### PROBLEM DETAILS
What lines below mention the word "title"? Copy each one.
*** Opening MATERIAL FOR THE TASK ***
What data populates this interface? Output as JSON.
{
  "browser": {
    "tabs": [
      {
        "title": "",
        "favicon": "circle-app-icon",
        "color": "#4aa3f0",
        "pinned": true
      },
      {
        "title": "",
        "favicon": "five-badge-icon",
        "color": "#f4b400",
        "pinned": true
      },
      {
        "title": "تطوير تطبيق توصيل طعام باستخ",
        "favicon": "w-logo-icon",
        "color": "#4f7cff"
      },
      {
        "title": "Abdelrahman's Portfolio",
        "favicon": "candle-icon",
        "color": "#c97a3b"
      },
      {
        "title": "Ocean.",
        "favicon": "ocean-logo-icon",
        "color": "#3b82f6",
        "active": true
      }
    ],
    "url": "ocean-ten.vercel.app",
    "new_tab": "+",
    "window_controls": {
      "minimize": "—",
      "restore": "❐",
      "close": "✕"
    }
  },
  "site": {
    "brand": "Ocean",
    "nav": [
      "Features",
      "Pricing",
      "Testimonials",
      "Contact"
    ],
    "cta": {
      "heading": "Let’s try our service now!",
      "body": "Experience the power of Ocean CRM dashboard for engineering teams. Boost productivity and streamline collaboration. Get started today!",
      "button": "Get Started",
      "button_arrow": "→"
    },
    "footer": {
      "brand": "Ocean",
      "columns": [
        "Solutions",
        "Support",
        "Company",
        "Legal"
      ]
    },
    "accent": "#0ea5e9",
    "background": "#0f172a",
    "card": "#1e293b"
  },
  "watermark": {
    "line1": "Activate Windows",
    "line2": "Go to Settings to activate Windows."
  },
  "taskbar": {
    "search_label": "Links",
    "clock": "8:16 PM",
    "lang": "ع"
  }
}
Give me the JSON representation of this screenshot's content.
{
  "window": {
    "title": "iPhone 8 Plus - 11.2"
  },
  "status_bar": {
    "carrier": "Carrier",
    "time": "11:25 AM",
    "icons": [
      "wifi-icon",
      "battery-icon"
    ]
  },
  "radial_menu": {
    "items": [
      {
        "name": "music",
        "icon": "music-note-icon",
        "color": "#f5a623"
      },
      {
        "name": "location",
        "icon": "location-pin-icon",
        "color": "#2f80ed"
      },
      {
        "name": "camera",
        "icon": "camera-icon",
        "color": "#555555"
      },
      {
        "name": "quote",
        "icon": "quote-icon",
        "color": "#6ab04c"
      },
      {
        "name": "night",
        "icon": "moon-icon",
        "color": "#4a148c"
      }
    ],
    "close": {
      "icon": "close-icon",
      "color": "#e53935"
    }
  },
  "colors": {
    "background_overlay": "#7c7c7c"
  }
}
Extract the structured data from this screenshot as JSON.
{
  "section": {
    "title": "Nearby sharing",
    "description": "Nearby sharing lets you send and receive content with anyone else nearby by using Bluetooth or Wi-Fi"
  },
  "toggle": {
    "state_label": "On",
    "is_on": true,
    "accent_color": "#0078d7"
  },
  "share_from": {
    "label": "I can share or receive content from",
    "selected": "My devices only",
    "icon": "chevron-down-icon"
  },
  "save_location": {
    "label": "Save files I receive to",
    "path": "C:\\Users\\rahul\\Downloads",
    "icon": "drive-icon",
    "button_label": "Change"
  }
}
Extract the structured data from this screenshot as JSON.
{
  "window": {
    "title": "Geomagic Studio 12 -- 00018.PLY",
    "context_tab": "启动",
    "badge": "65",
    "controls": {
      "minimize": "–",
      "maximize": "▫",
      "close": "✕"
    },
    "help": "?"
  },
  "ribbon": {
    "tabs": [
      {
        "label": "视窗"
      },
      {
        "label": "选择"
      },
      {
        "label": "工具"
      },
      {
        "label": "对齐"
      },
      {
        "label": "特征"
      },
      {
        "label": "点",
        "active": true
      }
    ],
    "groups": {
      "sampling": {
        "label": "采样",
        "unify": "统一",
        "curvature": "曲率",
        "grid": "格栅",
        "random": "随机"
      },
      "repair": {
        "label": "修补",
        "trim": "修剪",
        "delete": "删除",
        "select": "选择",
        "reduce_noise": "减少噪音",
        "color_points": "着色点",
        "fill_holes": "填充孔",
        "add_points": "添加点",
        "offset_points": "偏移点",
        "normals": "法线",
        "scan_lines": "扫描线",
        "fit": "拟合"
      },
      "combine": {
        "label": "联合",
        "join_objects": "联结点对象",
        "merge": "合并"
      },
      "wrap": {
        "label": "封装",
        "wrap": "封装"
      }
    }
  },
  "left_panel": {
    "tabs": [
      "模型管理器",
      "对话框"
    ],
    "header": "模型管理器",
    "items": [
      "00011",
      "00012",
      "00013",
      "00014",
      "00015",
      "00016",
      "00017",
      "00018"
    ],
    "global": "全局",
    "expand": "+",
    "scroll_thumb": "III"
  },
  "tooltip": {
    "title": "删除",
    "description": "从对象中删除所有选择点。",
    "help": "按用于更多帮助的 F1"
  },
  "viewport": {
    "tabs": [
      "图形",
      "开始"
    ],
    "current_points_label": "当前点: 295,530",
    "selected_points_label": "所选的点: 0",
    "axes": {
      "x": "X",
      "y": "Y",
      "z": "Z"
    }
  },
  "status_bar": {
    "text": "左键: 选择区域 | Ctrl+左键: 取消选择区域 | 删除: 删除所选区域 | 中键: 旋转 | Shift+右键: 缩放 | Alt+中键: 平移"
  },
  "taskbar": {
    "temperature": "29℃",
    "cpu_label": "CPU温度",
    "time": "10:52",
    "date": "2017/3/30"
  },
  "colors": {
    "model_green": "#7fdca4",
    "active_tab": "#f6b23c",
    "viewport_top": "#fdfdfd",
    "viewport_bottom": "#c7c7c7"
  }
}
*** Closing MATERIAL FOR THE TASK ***
### SOLUTION
        "title": "",
        "title": "",
        "title": "تطوير تطبيق توصيل طعام باستخ",
        "title": "Abdelrahman's Portfolio",
        "title": "Ocean.",
    "title": "iPhone 8 Plus - 11.2"
    "title": "Nearby sharing",
    "title": "Geomagic Studio 12 -- 00018.PLY",
    "title": "删除",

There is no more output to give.